Saved entries:
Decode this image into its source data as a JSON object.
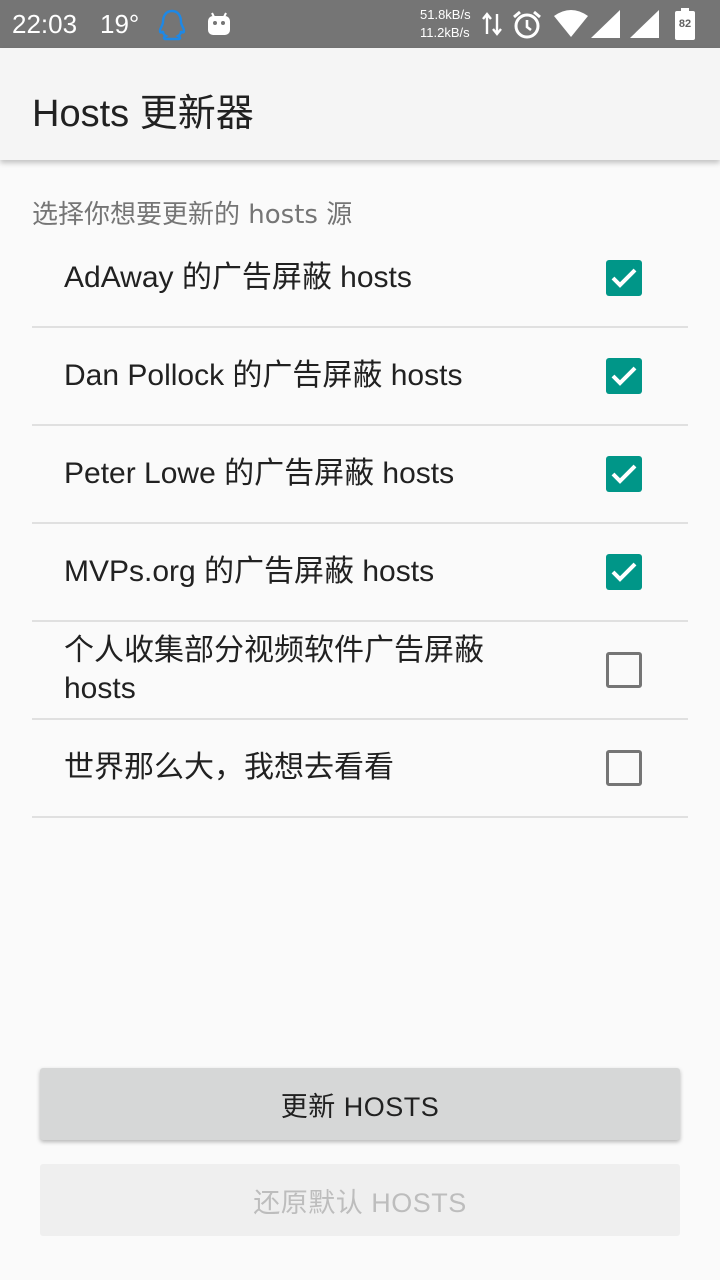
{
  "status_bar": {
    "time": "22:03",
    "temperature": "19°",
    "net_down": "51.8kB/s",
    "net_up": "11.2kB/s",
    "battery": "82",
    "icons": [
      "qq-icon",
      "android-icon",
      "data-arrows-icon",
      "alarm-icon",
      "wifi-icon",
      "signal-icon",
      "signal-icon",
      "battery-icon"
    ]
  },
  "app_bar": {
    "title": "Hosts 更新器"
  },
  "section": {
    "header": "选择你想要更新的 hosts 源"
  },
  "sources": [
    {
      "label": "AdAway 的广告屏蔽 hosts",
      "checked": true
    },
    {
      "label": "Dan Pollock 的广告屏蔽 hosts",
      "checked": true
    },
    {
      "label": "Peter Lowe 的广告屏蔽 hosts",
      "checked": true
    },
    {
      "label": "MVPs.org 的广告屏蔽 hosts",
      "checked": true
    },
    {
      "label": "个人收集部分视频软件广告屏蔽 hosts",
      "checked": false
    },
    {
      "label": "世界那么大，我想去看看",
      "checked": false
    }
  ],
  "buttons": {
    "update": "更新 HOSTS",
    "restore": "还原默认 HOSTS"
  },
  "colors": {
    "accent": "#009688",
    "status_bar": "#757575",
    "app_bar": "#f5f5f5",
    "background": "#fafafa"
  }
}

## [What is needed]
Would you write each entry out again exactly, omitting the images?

## [Result of this task]
Decode this image into its source data as a JSON object.
{
  "status_bar": {
    "time": "22:03",
    "temperature": "19°",
    "net_down": "51.8kB/s",
    "net_up": "11.2kB/s",
    "battery": "82",
    "icons": [
      "qq-icon",
      "android-icon",
      "data-arrows-icon",
      "alarm-icon",
      "wifi-icon",
      "signal-icon",
      "signal-icon",
      "battery-icon"
    ]
  },
  "app_bar": {
    "title": "Hosts 更新器"
  },
  "section": {
    "header": "选择你想要更新的 hosts 源"
  },
  "sources": [
    {
      "label": "AdAway 的广告屏蔽 hosts",
      "checked": true
    },
    {
      "label": "Dan Pollock 的广告屏蔽 hosts",
      "checked": true
    },
    {
      "label": "Peter Lowe 的广告屏蔽 hosts",
      "checked": true
    },
    {
      "label": "MVPs.org 的广告屏蔽 hosts",
      "checked": true
    },
    {
      "label": "个人收集部分视频软件广告屏蔽 hosts",
      "checked": false
    },
    {
      "label": "世界那么大，我想去看看",
      "checked": false
    }
  ],
  "buttons": {
    "update": "更新 HOSTS",
    "restore": "还原默认 HOSTS"
  },
  "colors": {
    "accent": "#009688",
    "status_bar": "#757575",
    "app_bar": "#f5f5f5",
    "background": "#fafafa"
  }
}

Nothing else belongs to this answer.